Find your ancestors in England & Wales, Return of Owners of Land 1873

What can these records tell me?

Known as the ‘Modern Domesday’, the Return of Owners of Land was the first comprehensive and complete picture of land ownership and distribution across England & Wales, Scotland, and Ireland since 1086.

You can find in the records -

  • Name
  • Address (will be the owner’s home address, rather than the address of the land in that county)
  • Where your ancestor owned land
  • Size of land own in that county (measured in acres, rods, and perches)
  • Value of land (gross estimated rental value)

Discover more about these records

Following the Second Reform Bill and the election of the Liberal party under William Gladstone, more questions were being asked by politicians and the electorate over the unfair distribution and use of land in the UK including the rise in rent prices resulting in the increased wealth of landowners. John Bright, MP for Birmingham, argued that, fewer than 150 men owned half the land in England.

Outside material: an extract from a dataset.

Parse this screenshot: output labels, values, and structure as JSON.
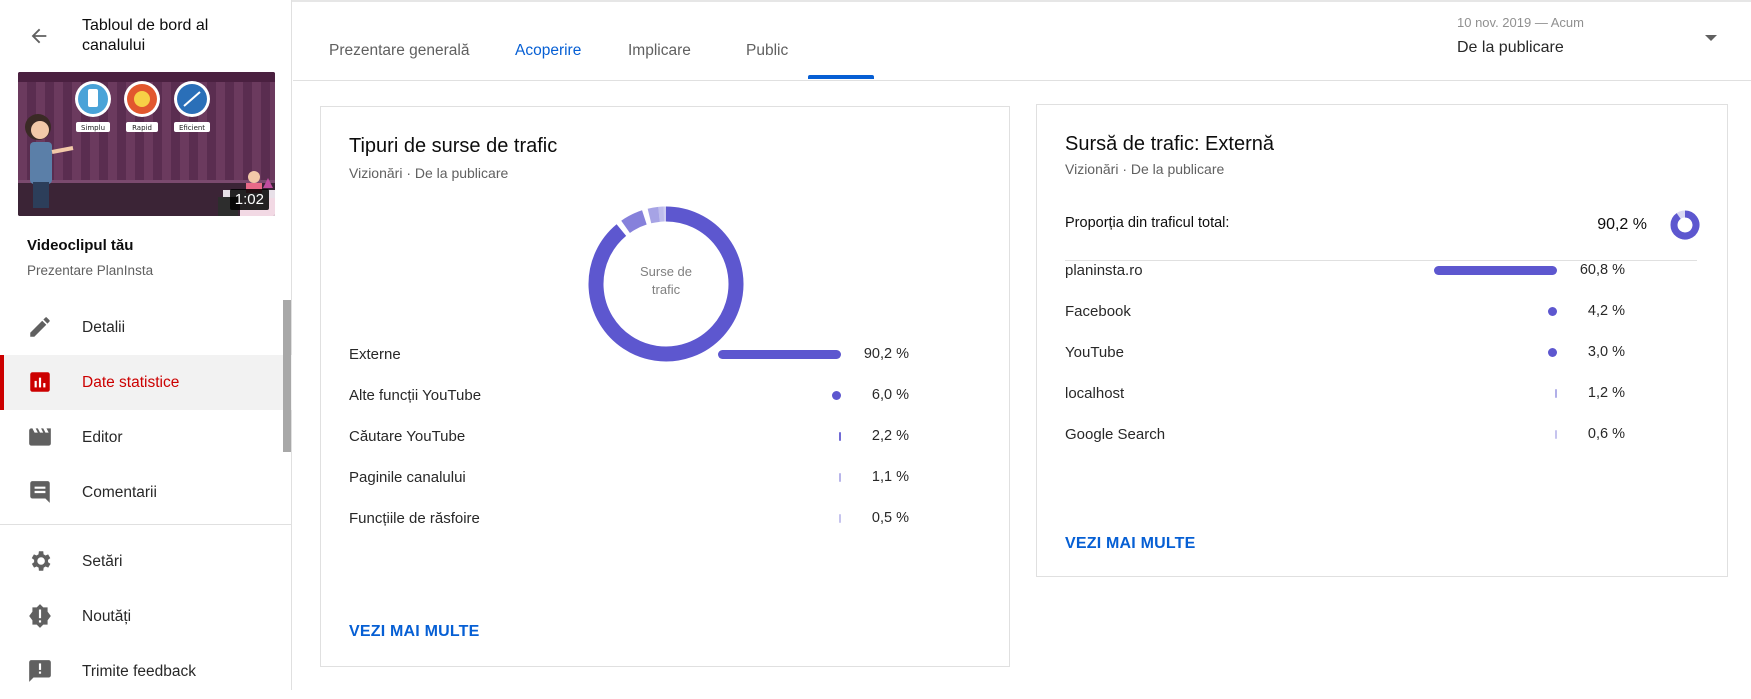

The assertions made by the Liberal government and MPs were challenged by the landowners including Edward Stanley, 15th Earl of Derby, who demanded that, instead of throwing around wild speculations, a comprehensive survey be carried out of the UK to ascertain the number of landowners, as well as the amount of land owned and its value.

This was agreed by the government, and in 1872, instructions were delivered to local parishes as to how to carry out the return. Local officials used parish records and valuation lists for tax and poor rates to compile the returns for each county. In England and Wales, London was excluded from this survey. Once returns were made they were returned to the government and published – England & Wales in 1875, Scotland in 1874, and Ireland in 1876.

The Returns were sold to the public and, despite being published for political reasons, became sought after reading for society. Subsequent editions were published with corrections and edits.